■ Task instructions: An exact copy of the listing is needed, with every line kept.

******

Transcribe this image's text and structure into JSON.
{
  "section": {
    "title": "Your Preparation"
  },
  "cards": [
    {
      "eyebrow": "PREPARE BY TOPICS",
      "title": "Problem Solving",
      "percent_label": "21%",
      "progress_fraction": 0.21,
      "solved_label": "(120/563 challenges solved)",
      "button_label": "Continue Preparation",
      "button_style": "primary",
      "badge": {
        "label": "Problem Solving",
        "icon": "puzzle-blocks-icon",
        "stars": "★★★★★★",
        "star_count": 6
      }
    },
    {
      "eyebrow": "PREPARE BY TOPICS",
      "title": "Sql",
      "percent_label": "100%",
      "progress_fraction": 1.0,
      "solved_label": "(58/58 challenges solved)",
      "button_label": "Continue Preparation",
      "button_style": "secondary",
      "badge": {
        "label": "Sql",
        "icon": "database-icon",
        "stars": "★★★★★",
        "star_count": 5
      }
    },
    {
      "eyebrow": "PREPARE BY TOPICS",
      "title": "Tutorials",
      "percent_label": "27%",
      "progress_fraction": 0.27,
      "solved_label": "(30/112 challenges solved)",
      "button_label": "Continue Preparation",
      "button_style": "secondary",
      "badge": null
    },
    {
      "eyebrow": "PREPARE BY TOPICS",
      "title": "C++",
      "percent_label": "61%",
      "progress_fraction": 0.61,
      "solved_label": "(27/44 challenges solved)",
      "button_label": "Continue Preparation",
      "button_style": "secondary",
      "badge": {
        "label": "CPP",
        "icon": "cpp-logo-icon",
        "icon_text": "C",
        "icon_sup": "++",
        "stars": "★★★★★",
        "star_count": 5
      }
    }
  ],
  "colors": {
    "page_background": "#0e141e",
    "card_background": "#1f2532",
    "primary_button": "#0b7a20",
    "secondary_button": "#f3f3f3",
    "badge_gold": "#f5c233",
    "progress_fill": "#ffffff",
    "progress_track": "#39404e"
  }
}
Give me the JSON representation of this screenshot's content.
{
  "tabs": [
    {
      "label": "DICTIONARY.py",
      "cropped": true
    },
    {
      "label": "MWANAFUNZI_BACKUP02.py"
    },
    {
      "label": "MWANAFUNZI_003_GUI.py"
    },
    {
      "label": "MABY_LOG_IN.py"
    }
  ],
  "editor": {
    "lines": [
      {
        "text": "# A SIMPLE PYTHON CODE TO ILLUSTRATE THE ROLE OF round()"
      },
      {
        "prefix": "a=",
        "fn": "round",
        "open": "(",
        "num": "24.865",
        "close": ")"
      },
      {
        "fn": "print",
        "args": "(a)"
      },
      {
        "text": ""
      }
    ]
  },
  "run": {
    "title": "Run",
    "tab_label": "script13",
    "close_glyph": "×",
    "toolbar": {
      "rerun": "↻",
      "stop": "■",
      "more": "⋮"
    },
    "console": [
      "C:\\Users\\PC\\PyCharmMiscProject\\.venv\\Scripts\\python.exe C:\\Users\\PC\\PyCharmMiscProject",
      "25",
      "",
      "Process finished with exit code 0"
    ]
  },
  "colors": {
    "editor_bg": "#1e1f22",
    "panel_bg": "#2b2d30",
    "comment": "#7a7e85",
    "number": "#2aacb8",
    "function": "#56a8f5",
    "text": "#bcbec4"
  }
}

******

■ Response area:
Transcribe this image's text and structure into JSON.
{
  "section": {
    "title": "Your Preparation"
  },
  "cards": [
    {
      "eyebrow": "PREPARE BY TOPICS",
      "title": "Problem Solving",
      "percent_label": "21%",
      "progress_fraction": 0.21,
      "solved_label": "(120/563 challenges solved)",
      "button_label": "Continue Preparation",
      "button_style": "primary",
      "badge": {
        "label": "Problem Solving",
        "icon": "puzzle-blocks-icon",
        "stars": "★★★★★★",
        "star_count": 6
      }
    },
    {
      "eyebrow": "PREPARE BY TOPICS",
      "title": "Sql",
      "percent_label": "100%",
      "progress_fraction": 1.0,
      "solved_label": "(58/58 challenges solved)",
      "button_label": "Continue Preparation",
      "button_style": "secondary",
      "badge": {
        "label": "Sql",
        "icon": "database-icon",
        "stars": "★★★★★",
        "star_count": 5
      }
    },
    {
      "eyebrow": "PREPARE BY TOPICS",
      "title": "Tutorials",
      "percent_label": "27%",
      "progress_fraction": 0.27,
      "solved_label": "(30/112 challenges solved)",
      "button_label": "Continue Preparation",
      "button_style": "secondary",
      "badge": null
    },
    {
      "eyebrow": "PREPARE BY TOPICS",
      "title": "C++",
      "percent_label": "61%",
      "progress_fraction": 0.61,
      "solved_label": "(27/44 challenges solved)",
      "button_label": "Continue Preparation",
      "button_style": "secondary",
      "badge": {
        "label": "CPP",
        "icon": "cpp-logo-icon",
        "icon_text": "C",
        "icon_sup": "++",
        "stars": "★★★★★",
        "star_count": 5
      }
    }
  ],
  "colors": {
    "page_background": "#0e141e",
    "card_background": "#1f2532",
    "primary_button": "#0b7a20",
    "secondary_button": "#f3f3f3",
    "badge_gold": "#f5c233",
    "progress_fill": "#ffffff",
    "progress_track": "#39404e"
  }
}
Give me the JSON representation of this screenshot's content.
{
  "tabs": [
    {
      "label": "DICTIONARY.py",
      "cropped": true
    },
    {
      "label": "MWANAFUNZI_BACKUP02.py"
    },
    {
      "label": "MWANAFUNZI_003_GUI.py"
    },
    {
      "label": "MABY_LOG_IN.py"
    }
  ],
  "editor": {
    "lines": [
      {
        "text": "# A SIMPLE PYTHON CODE TO ILLUSTRATE THE ROLE OF round()"
      },
      {
        "prefix": "a=",
        "fn": "round",
        "open": "(",
        "num": "24.865",
        "close": ")"
      },
      {
        "fn": "print",
        "args": "(a)"
      },
      {
        "text": ""
      }
    ]
  },
  "run": {
    "title": "Run",
    "tab_label": "script13",
    "close_glyph": "×",
    "toolbar": {
      "rerun": "↻",
      "stop": "■",
      "more": "⋮"
    },
    "console": [
      "C:\\Users\\PC\\PyCharmMiscProject\\.venv\\Scripts\\python.exe C:\\Users\\PC\\PyCharmMiscProject",
      "25",
      "",
      "Process finished with exit code 0"
    ]
  },
  "colors": {
    "editor_bg": "#1e1f22",
    "panel_bg": "#2b2d30",
    "comment": "#7a7e85",
    "number": "#2aacb8",
    "function": "#56a8f5",
    "text": "#bcbec4"
  }
}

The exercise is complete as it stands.